The End?

I am way behind in my readings...but when I stumbled on this article by Boris Kachka in New York Magazine, I could not help but think you might find it interesting.

It is headed by a short paragraph that starts with the following statement. "The book business as we know it will not be living happily ever after."


Of course it won't! Who still does believe it will.....After all as Boris Kachka states in his first paragraph, "Harpercollins occupies floors 1 thourgh 22 of a giant steel-and-glass box on 53rd street..."

Sounds more like a law firm than an literary outfit to me... more like an over-bloated corporation...so if we are talking - again - about an industry that will need to adapt and learn new ways to distribute their product, or will have to accept that the book as we know it, is about to disappear, yes, that industry is dying...But perhaps is it time to differentiate the publishing industry from the activity it feeds: reading...same as it is time to split music distribution from listening to music....

July 3, 2008

Future of the Book

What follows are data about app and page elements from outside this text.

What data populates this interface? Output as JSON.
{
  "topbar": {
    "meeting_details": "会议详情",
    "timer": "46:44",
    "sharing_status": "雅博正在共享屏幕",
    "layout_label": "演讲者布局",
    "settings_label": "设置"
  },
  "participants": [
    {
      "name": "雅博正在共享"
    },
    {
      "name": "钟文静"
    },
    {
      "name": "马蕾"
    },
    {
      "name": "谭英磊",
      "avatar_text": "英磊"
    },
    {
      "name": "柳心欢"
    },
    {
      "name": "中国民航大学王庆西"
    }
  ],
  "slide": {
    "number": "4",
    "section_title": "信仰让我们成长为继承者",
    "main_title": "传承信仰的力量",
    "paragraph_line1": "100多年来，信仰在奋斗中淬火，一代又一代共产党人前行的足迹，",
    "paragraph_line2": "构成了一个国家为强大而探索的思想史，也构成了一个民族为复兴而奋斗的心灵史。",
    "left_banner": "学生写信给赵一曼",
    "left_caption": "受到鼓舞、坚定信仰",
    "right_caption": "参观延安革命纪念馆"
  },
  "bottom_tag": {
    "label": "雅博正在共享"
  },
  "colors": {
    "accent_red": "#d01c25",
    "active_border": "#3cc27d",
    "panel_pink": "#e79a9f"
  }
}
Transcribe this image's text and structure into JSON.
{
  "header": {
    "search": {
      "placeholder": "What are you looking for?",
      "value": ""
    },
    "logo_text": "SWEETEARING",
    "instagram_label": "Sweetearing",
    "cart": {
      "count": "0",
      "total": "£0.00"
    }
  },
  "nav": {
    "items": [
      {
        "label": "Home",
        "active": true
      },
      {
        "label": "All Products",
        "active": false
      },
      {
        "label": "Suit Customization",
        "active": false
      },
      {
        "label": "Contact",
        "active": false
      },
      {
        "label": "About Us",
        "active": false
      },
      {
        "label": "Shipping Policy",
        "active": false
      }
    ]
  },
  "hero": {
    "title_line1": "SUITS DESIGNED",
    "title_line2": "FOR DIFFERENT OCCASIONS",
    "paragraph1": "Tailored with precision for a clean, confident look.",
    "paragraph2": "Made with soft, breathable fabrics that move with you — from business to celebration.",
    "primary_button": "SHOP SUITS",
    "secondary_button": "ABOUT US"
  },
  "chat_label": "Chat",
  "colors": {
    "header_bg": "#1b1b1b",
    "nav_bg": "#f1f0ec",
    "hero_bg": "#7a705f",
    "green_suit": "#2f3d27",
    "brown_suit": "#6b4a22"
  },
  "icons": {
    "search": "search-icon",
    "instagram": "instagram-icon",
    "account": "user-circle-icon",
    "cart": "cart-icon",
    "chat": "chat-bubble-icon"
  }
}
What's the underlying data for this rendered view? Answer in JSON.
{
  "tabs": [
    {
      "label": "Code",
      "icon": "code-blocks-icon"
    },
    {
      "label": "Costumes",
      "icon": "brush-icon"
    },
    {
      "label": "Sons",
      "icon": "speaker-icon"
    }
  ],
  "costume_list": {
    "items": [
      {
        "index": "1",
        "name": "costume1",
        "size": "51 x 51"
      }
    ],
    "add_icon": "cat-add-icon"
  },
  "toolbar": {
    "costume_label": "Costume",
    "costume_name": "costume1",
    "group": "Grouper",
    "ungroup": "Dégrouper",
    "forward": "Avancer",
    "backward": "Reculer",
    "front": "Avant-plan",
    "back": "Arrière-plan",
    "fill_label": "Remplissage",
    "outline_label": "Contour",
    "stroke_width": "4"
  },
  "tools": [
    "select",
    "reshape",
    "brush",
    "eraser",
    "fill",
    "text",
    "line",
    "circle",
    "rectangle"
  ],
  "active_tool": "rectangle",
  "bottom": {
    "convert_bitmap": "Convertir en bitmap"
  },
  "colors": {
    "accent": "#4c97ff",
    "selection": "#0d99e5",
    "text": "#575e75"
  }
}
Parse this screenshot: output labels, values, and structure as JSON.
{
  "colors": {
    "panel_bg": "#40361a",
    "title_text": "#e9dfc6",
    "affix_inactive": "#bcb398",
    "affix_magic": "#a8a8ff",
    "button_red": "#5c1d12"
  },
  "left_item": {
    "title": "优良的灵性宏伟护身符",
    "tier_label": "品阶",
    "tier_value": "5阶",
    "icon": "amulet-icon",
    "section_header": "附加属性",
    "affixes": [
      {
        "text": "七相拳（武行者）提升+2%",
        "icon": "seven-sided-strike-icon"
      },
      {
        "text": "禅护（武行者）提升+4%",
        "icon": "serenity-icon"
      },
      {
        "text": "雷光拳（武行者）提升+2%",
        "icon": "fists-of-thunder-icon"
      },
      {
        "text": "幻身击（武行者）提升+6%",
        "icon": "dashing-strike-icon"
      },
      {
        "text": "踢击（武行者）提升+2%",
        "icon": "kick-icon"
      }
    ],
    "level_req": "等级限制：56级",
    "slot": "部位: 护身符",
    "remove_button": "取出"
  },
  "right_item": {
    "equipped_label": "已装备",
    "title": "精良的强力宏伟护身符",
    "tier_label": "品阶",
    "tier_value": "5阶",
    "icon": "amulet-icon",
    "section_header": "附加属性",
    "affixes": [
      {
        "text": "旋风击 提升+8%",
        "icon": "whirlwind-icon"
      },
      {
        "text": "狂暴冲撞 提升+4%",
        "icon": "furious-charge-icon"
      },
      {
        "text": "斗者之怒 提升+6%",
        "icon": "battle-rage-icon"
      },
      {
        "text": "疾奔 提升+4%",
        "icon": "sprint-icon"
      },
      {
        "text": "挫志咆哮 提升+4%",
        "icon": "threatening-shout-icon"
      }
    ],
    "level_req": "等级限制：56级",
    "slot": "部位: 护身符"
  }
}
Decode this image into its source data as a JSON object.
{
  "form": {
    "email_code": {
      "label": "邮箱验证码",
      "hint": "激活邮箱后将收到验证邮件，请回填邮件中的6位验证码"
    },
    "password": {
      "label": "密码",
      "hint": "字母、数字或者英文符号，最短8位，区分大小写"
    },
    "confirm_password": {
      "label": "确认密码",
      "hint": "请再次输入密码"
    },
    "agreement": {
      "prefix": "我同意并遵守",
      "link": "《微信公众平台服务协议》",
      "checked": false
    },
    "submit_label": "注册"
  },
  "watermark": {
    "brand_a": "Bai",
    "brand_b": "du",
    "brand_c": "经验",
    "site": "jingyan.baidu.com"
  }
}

Attended a fascinating talk by Bob Stein last week on the future of the book. Seems like Kindle and e-Reader are just the beginning. Their institute if:book has been working on an open source software called Sophie that according to their website "opens up the world of multimedia authoring to a wide range of people and institutions". So, practically, a book will exist on the web, instead of still photos, you might have videos, if you want more information about a word, thought or concept, you click and it will connect you to wikipedia or a search engine. You can read it, or have the author read it, you can comment in the margins and the author(s) can dive into a live virtual discussion with you. The experience is as rich and interactive as you make it. All the tools are there. They even have tutorials, how-to movies and sample books to guide you through. If you're ready for Book 2.0, download the software and start writing.